As with any major change program, your SIAM program will need to benefit from robust program governance. You’ll need to make some pretty complex and difficult decisions. So, you’ll need support from various stakeholder groups, not only in making the decision, but also in “banking” them. In other words, getting them agreed, communicated, and logged such that these banked decisions cannot be overturned without further analysis, assessment, and governance.
Establish a governance model early to address such issues as organizational design, training, process design, tooling strategy, and SLAs/key performance indicators (KPIs). You may wish to establish separate working groups for these areas, each reporting into a specialist governance forum.
The alternative to establishing a robust governance forum, and a method favored by many organizations, is that of “management by committee” which results in hundreds of unnecessary meetings, failure to bank agreed decisions, and is the major cause for SIAM program inertia. Feel free to choose the method which suits you best!!

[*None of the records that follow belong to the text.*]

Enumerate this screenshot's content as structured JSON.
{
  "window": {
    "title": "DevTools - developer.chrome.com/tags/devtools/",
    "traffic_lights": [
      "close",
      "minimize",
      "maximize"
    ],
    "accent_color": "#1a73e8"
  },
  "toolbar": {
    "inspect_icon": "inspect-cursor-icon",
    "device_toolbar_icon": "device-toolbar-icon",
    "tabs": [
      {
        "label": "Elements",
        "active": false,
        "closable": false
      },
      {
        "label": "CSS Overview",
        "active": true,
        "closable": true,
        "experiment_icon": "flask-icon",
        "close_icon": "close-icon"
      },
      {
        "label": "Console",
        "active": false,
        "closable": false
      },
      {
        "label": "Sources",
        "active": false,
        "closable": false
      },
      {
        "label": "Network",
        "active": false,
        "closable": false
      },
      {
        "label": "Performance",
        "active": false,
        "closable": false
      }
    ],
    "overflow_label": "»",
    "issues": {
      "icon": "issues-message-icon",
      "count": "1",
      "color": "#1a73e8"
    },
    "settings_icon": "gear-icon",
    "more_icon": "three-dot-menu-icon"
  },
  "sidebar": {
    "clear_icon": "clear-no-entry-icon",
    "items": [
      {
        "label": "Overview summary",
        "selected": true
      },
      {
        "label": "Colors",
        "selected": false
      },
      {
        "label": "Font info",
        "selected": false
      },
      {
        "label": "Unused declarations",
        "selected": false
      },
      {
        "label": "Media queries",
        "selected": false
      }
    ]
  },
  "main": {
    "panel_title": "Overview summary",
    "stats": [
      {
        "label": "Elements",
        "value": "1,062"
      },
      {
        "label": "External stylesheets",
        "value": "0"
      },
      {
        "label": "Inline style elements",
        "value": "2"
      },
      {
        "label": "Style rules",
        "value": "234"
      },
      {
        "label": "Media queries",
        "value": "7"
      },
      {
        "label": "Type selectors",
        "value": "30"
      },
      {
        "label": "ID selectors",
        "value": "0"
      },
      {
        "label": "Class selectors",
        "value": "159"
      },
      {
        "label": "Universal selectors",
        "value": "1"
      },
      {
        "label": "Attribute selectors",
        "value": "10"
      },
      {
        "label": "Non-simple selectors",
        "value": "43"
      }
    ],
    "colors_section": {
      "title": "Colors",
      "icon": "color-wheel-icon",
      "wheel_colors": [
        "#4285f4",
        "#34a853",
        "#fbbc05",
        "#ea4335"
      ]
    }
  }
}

Finally, ensure that any governance model enables a high degree of delegated authority, empowering individuals to make decisions to keep things moving. Again, another cause of program inertia is the inability to make timely decisions.
8. Cultural change is your biggest barrier
As I said at the outset, change is hard. One of the greatest barriers to change is organizational and personal culture change. Culture describes ways of working, preferred approaches to how we interact with each other.
In a SIAM operating model, as new multi-service provider ways of working are introduced, we seek to challenge the cultural paradigms that may have been in place for many years. And cultural challenges often present themselves in the form of:
- The need for collaboration in an environment where knowledge is power
- The need for measurement and tracking in an environment where targets and monitoring are perceived as a challenge
- The need for openness and honesty in dealings with service providers
- The introduction of new measures and performance indicators which may shine a spotlight on particular areas of process deficiency
- The tendency to codify and document all working practices in an environment where some working practices may be less formal and based on collaboration and conversation as opposed to documented process and procedural steps.
Implementing any change to an IT operating model is difficult. However, it’s not impossible. Hopefully, the learnings above will be of assistance in helping SIAM Program Managers structure their program, avoiding these common pitfalls.